◆ WHAT TO PRODUCE ◆
One number is all that is asked for: the number of lines below that hold the string "sidebar".

◆ AVAILABLE DATA ◆

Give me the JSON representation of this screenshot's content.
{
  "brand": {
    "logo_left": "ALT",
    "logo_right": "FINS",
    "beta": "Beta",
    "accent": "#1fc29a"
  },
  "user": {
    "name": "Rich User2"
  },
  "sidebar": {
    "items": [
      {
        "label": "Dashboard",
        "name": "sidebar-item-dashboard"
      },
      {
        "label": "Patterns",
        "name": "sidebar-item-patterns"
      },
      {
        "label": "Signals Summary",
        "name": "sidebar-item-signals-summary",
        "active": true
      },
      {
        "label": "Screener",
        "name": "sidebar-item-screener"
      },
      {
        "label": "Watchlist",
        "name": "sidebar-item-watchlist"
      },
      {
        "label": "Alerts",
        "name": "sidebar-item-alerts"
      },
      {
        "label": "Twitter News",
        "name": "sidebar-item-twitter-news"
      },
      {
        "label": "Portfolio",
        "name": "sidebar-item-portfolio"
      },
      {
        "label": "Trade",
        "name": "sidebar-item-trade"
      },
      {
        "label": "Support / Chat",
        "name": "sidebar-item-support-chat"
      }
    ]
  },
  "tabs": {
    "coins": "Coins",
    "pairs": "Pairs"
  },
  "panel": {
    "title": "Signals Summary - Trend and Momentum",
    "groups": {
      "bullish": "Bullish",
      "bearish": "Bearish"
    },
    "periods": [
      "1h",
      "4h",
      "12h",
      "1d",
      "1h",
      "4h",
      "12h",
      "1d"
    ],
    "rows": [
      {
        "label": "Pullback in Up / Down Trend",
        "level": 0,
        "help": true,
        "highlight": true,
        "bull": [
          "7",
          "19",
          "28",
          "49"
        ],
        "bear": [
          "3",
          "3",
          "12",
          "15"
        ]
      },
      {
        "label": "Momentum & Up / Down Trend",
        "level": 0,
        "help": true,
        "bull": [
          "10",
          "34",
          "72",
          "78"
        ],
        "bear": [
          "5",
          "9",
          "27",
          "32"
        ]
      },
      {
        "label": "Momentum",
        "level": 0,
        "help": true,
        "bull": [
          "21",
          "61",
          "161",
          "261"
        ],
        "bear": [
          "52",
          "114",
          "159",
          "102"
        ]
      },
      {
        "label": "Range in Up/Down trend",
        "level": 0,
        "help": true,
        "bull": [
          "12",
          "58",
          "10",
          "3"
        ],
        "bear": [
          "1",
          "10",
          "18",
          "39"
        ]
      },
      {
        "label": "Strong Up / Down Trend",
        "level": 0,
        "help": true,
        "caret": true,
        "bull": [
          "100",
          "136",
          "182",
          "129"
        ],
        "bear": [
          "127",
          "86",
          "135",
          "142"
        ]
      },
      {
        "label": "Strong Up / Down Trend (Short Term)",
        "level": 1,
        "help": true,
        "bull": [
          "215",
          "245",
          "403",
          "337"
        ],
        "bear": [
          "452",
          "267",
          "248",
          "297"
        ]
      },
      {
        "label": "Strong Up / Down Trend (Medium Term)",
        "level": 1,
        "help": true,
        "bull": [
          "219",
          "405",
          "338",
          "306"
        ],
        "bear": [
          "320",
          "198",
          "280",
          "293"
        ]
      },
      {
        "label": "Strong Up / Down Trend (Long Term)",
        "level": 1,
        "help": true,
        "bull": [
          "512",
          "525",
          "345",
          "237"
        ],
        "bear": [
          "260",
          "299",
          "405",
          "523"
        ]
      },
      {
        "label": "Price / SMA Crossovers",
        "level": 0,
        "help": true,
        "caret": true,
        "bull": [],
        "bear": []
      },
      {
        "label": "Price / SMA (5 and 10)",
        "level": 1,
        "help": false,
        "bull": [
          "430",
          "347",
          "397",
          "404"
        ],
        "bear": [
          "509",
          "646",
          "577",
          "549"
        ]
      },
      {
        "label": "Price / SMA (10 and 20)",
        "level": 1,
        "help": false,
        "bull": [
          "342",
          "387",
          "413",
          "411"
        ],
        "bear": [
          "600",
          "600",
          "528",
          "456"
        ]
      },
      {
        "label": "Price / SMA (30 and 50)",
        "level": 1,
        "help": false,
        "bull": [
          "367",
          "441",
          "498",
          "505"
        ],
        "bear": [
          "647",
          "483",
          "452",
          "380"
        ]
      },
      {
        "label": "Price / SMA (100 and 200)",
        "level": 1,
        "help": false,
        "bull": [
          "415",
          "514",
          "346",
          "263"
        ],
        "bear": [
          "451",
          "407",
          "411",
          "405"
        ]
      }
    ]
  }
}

◆ ANSWER TO THIS EXERCISE ◆
11